Complex times call for complex solutions to complex problems. And so Disney now faces a choice to either re-theme a fan favorite or capitalize on an opportunity to do some of their best storytelling ever.
Disney’s Splash Mountain is a cornerstone of their Magic Kingdom parks in Florida, California, and Japan, Based on the controversial Song of the South film (1946) that was based on the Uncle Remus stories of Georgia author Joel Chandler Harris.
The reactions to the announcement from both sides have been to usual crossfire of “tear down racism” and “leave history alone.” But the cultural significance of the moment is lost in between those simplistic points. The stories of Br’er Rabbit and his neighbors are steeped in the history of the South and also West Africa, Harris was abandoned by his unwed father shortly after his birth and raised by his mother before dropping out of school in his early teens, He spent years in slave cabins learning the stories and perfecting the dialect from the men and women who toiled on Turnwold Plantation bear Eatonton where he lived while apprenticing with a newspaper. His own humble origins drew him to the enslaved people and made him want to relate with them. He wanted to share the oral tradition of enslaved people to "preserve in permanent shape those curious mementoes of a period that will no doubt be sadly misrepresented by historians of the future."
The dialect, stories, clothing, songs, traditions, and culture that once spanned the South are now diminished to a few hundred people on the coast of Georgia. Their stories are presently hidden in plain sight on one of the most popular rides in the Happiest Place on Earth.
Disney needs to do a risk vs reward assessment. What do they stand to lose vs what they stand to gain?
Changing the theme of Splash Mountain would pacify calls for change and be a benign step to creating new entertainment opportunities. But at what cost? Should thet bury forever the folk heroes of the oral tradition of enslaved people? Disney has the resources, the audience, and the machinery in place to do something so much greater.
Disney should partner with The Wren’s Nest in Atlanta and The Uncle Remus Museum in Eatonton to make a film that celebrates these narratives. Show their audience who Br’er Rabbit is. Shift away from the live action portions of Song of the South that people find problematic. Focus on the characters who appear in the ride, the subjects who make up a fable tradition as rich as Aesop’s. Give film audiences and park visitors an experience with the wit and wisdom that these stories celebrate.
Provide a space outside the ride for authentic storytellers to share the narratives for park visitors.

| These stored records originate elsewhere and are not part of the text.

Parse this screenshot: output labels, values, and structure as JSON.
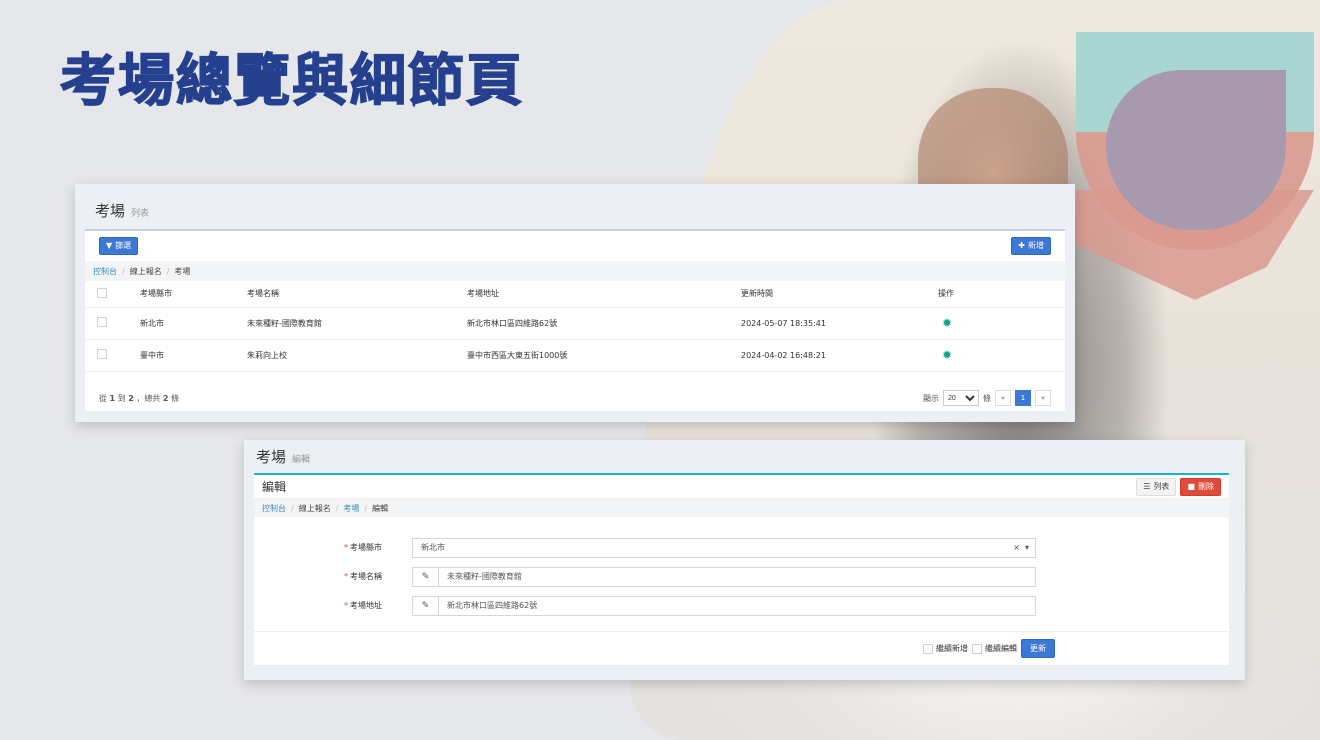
{
  "slide": {
    "title": "考場總覽與細節頁"
  },
  "list_view": {
    "heading": "考場",
    "subheading": "列表",
    "filter_button": "篩選",
    "add_button": "新增",
    "breadcrumb": [
      "控制台",
      "線上報名",
      "考場"
    ],
    "columns": [
      "考場縣市",
      "考場名稱",
      "考場地址",
      "更新時間",
      "操作"
    ],
    "rows": [
      {
        "city": "新北市",
        "name": "未來種籽-國際教育館",
        "address": "新北市林口區四維路62號",
        "updated": "2024-05-07 18:35:41"
      },
      {
        "city": "臺中市",
        "name": "朱莉向上校",
        "address": "臺中市西區大東五街1000號",
        "updated": "2024-04-02 16:48:21"
      }
    ],
    "footer": {
      "pre": "從",
      "from": "1",
      "mid": "到",
      "to": "2",
      "post": "，總共",
      "total": "2",
      "unit": "條"
    },
    "page_size_label": "顯示",
    "page_size": "20",
    "page_size_unit": "條",
    "pager": {
      "prev": "«",
      "current": "1",
      "next": "»"
    }
  },
  "edit_view": {
    "heading": "考場",
    "subheading": "編輯",
    "panel_title": "編輯",
    "list_button": "列表",
    "delete_button": "刪除",
    "breadcrumb": [
      "控制台",
      "線上報名",
      "考場",
      "編輯"
    ],
    "fields": [
      {
        "label": "考場縣市",
        "value": "新北市"
      },
      {
        "label": "考場名稱",
        "value": "未來種籽-國際教育館"
      },
      {
        "label": "考場地址",
        "value": "新北市林口區四維路62號"
      }
    ],
    "required_mark": "*",
    "clear_glyph": "×",
    "continue_add": "繼續新增",
    "continue_edit": "繼續編輯",
    "submit_button": "更新"
  },
  "icons": {
    "filter": "filter-icon",
    "plus": "plus-icon",
    "gear": "gear-icon",
    "list": "list-icon",
    "trash": "trash-icon",
    "pencil": "pencil-icon"
  },
  "colors": {
    "title": "#24408e",
    "primary": "#3c79d6",
    "danger": "#dd4b39",
    "gear": "#15a08a",
    "edit_box_accent": "#17b6cf"
  }
}
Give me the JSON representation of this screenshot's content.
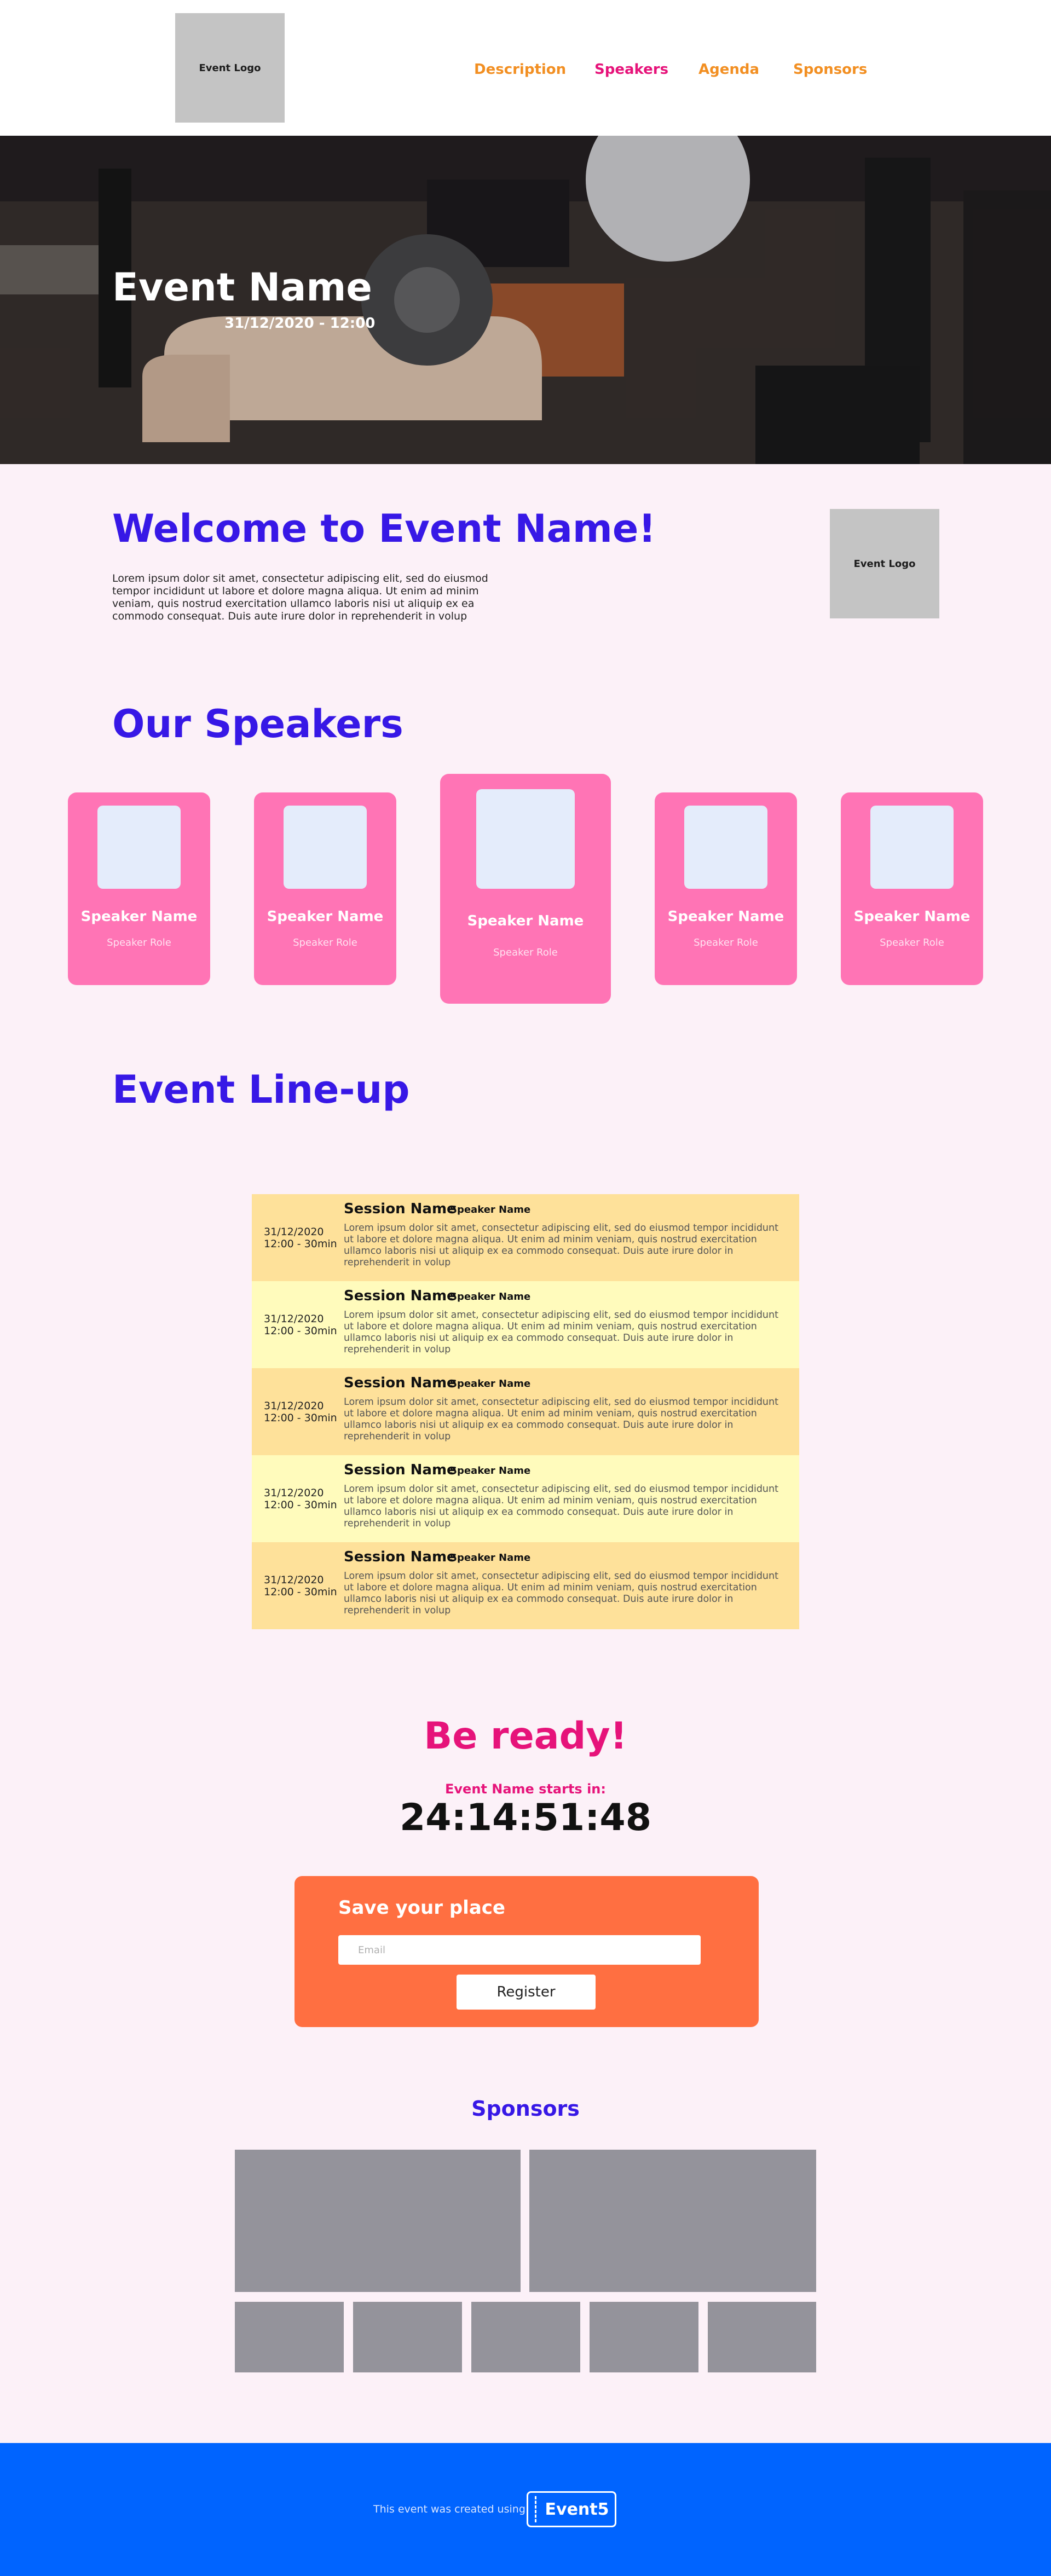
{
  "header": {
    "logo_label": "Event Logo",
    "nav": [
      {
        "label": "Description",
        "active": false
      },
      {
        "label": "Speakers",
        "active": true
      },
      {
        "label": "Agenda",
        "active": false
      },
      {
        "label": "Sponsors",
        "active": false
      }
    ]
  },
  "hero": {
    "title": "Event Name",
    "date": "31/12/2020 - 12:00"
  },
  "welcome": {
    "title": "Welcome to Event Name!",
    "text": "Lorem ipsum dolor sit amet, consectetur adipiscing elit, sed do eiusmod tempor incididunt ut labore et dolore magna aliqua. Ut enim ad minim veniam, quis nostrud exercitation ullamco laboris nisi ut aliquip ex ea commodo consequat. Duis aute irure dolor in reprehenderit in volup",
    "logo_label": "Event Logo"
  },
  "speakers": {
    "title": "Our Speakers",
    "items": [
      {
        "name": "Speaker Name",
        "role": "Speaker Role"
      },
      {
        "name": "Speaker Name",
        "role": "Speaker Role"
      },
      {
        "name": "Speaker Name",
        "role": "Speaker Role"
      },
      {
        "name": "Speaker Name",
        "role": "Speaker Role"
      },
      {
        "name": "Speaker Name",
        "role": "Speaker Role"
      }
    ]
  },
  "lineup": {
    "title": "Event Line-up",
    "sessions": [
      {
        "date": "31/12/2020",
        "time": "12:00 - 30min",
        "title": "Session Name",
        "speaker": "Speaker Name",
        "description": "Lorem ipsum dolor sit amet, consectetur adipiscing elit, sed do eiusmod tempor incididunt ut labore et dolore magna aliqua. Ut enim ad minim veniam, quis nostrud exercitation ullamco laboris nisi ut aliquip ex ea commodo consequat. Duis aute irure dolor in reprehenderit in volup"
      },
      {
        "date": "31/12/2020",
        "time": "12:00 - 30min",
        "title": "Session Name",
        "speaker": "Speaker Name",
        "description": "Lorem ipsum dolor sit amet, consectetur adipiscing elit, sed do eiusmod tempor incididunt ut labore et dolore magna aliqua. Ut enim ad minim veniam, quis nostrud exercitation ullamco laboris nisi ut aliquip ex ea commodo consequat. Duis aute irure dolor in reprehenderit in volup"
      },
      {
        "date": "31/12/2020",
        "time": "12:00 - 30min",
        "title": "Session Name",
        "speaker": "Speaker Name",
        "description": "Lorem ipsum dolor sit amet, consectetur adipiscing elit, sed do eiusmod tempor incididunt ut labore et dolore magna aliqua. Ut enim ad minim veniam, quis nostrud exercitation ullamco laboris nisi ut aliquip ex ea commodo consequat. Duis aute irure dolor in reprehenderit in volup"
      },
      {
        "date": "31/12/2020",
        "time": "12:00 - 30min",
        "title": "Session Name",
        "speaker": "Speaker Name",
        "description": "Lorem ipsum dolor sit amet, consectetur adipiscing elit, sed do eiusmod tempor incididunt ut labore et dolore magna aliqua. Ut enim ad minim veniam, quis nostrud exercitation ullamco laboris nisi ut aliquip ex ea commodo consequat. Duis aute irure dolor in reprehenderit in volup"
      },
      {
        "date": "31/12/2020",
        "time": "12:00 - 30min",
        "title": "Session Name",
        "speaker": "Speaker Name",
        "description": "Lorem ipsum dolor sit amet, consectetur adipiscing elit, sed do eiusmod tempor incididunt ut labore et dolore magna aliqua. Ut enim ad minim veniam, quis nostrud exercitation ullamco laboris nisi ut aliquip ex ea commodo consequat. Duis aute irure dolor in reprehenderit in volup"
      }
    ]
  },
  "countdown": {
    "title": "Be ready!",
    "subtitle": "Event Name starts in:",
    "value": "24:14:51:48"
  },
  "register": {
    "title": "Save your place",
    "email_placeholder": "Email",
    "button_label": "Register"
  },
  "sponsors": {
    "title": "Sponsors"
  },
  "footer": {
    "text": "This event was created using",
    "brand": "Event5"
  },
  "colors": {
    "accent_blue": "#3718e6",
    "accent_pink": "#e6137a",
    "nav_orange": "#f28f22",
    "card_pink": "#ff74b5",
    "register_orange": "#ff6f41",
    "footer_blue": "#0064ff"
  }
}
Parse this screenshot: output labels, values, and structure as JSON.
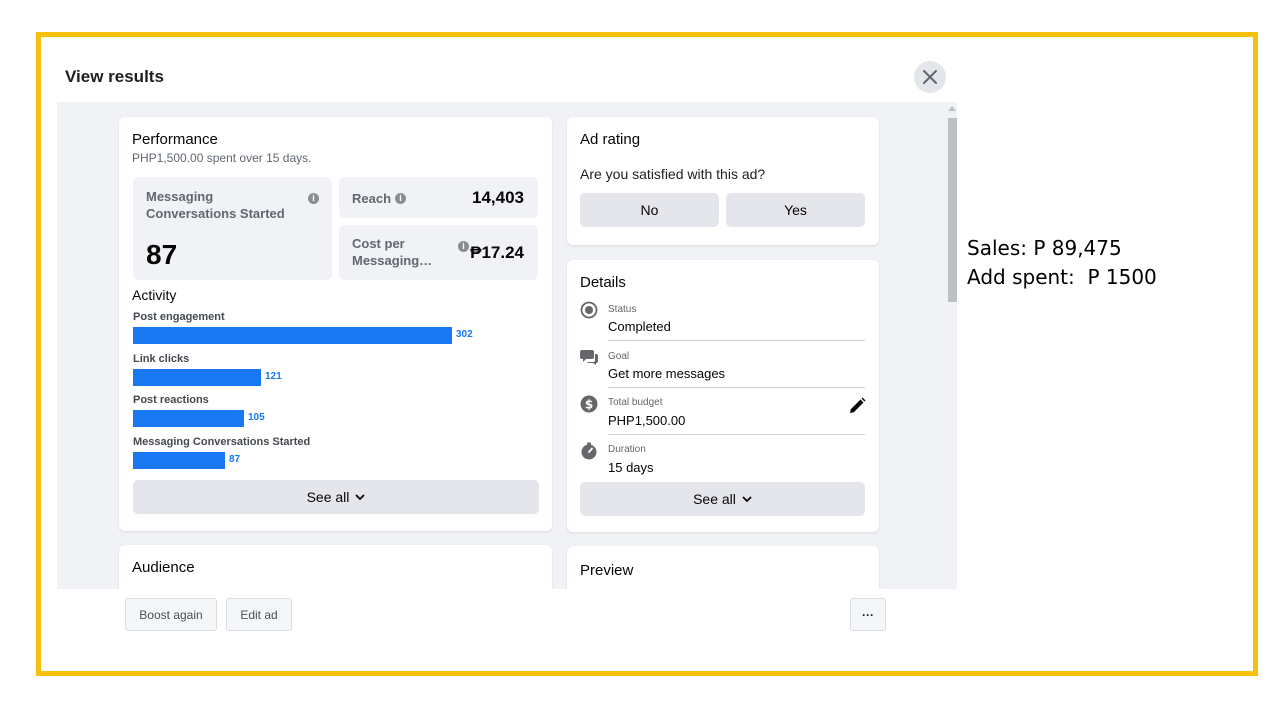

Present these stories for a mainstream audience in a way that educates and entertains. Use the queue line to expand on the stories. They could even tie in scheduled ring shouter performances or other appropriate cultural demonstrations in that space. The possibilities are endless. Make it culturally appropriate, make it historically accurate. Tell the story.
If racism and poor cultural representation are the stubborn stumps we can’t dislodge, Splash Mountain can be a stick of dynamite to loosen things up a bit.
Do the right thing, Disney. Do not bulldoze the Briar Patch. Elevate the king of that briar patch. Tell his story and those of his neighbors with the help of people who know them best. Don’t sweep him into obscurity. Tell an even bigger story, the right story, the real story.
Historian, self-proclaimed gentleman, agrarian-at-heart, & curator extraordinaire